TAHLEQUAH, Okla. – Members of the 2020-2021 Cherokee Nation Tribal Youth Council were sworn into office by Cherokee Nation Chief Justice Lee W. Paden during a virtual inauguration ceremony earlier this month.

Principal Chief Chuck Hoskin Jr. gave the keynote address during the inauguration ceremony, which also included remarks by Deputy Chief Bryan Warner, Speaker of the Council of the Cherokee Nation Joe Byrd, and Chief of Staff Todd Enlow.

“I am proud to see this group of young Cherokees stepping up to serve their communities and to provide important feedback to Cherokee Nation leadership,” Chief Hoskin said. “They are to be commended for their efforts, and Deputy Chief Warner and I look forward to the great things they are sure to accomplish as they serve on the Tribal Youth Council.”

The 17-member youth council will have an opportunity to help shape future tribal policy by learning the Cherokee Nation Constitution and bylaws.

“It is an honor to serve on the Cherokee Nation Tribal Youth Council and it means a lot to me to be in this position of leadership,” said Zane Harbaugh, a Tribal Youth Councilor from Owasso. “I hope to learn more about the history of the Cherokee people and more about our culture and traditions.”

The Tribal Youth Council also strives to identify issues affecting Cherokee youths, and to pass on recommendations to the Tribal Council and Cherokee Nation administration.

“Serving as a member of the Cherokee Nation Tribal Youth Council has allowed me to further establish a foundation of knowledge, including the language, history, culture, and government structure of the Cherokee Nation,” said Tribal Youth Council President Chelbie Turtle, of Park Hill. “I am very thankful for the experiences and opportunities the Tribal Youth Council has provided, allowing me to engage and serve the Cherokee people through community service projects.
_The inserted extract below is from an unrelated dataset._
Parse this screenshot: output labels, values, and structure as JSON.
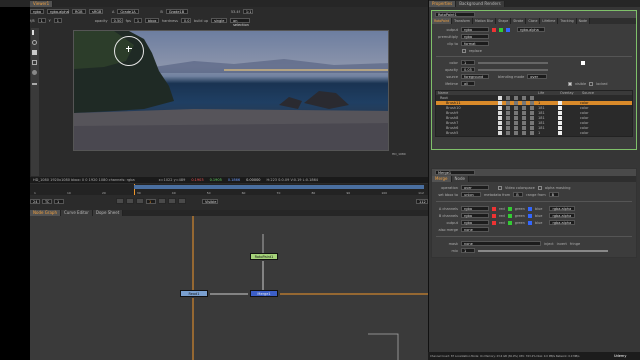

I hope to continue gaining knowledge and developing valuable leadership skills throughout this term.”

The Cherokee Nation Tribal Youth Council leadership program began in 1989. Members meet monthly, but also serve as ambassadors of the Cherokee Nation on a daily basis.

“Serving on the Tribal Youth Council has expanded my knowledge on my Cherokee culture. It has allowed me to grow closer to my tribe by serving my people,” said Abby Lowe, of Wellington, Kan. Lowe serves as Tribal Youth Council parliamentarian and represents at-large communities on the Council. “This will allow me to keep my heritage alive for future generations. Serving as the at-large member, I represent a large citizenship of Cherokee people, and I am so honored to do so.”

Its establishment gives Cherokee youth a platform to learn leadership skills and a chance to service their communities.

"By being a part of Tribal Youth Council, I am able to inspire other Cherokee youth to chase after their dreams, as well as doing my part to learn more about the culture, language, and history of our people,” Lauryn Fields of Sequoyah County said. “I am grateful to the Cherokee Nation for this opportunity to grow and for their continued support of our Nation’s youth."

The 2020-2021 Tribal Youth Council members include Watie Byrd and Madison Walters of Muldrow, Makaya Crisp and Gracyn Rains of Pryor, Kennedy Weedon, Cason Wright and Lauryn Fields of Sallisaw, Jaden Jackson and Zane Harbaugh of Owassa, Baleigh James and Camerin Fite James of Fort Gibson, Taylor Pearce of Rose, Daley Reynolds of Claremore, Charlcie Gatewood of Welch, Abby Lowe of Wellington, Kansas, and Chelbie Turtle and Faith Springwater of Park Hill.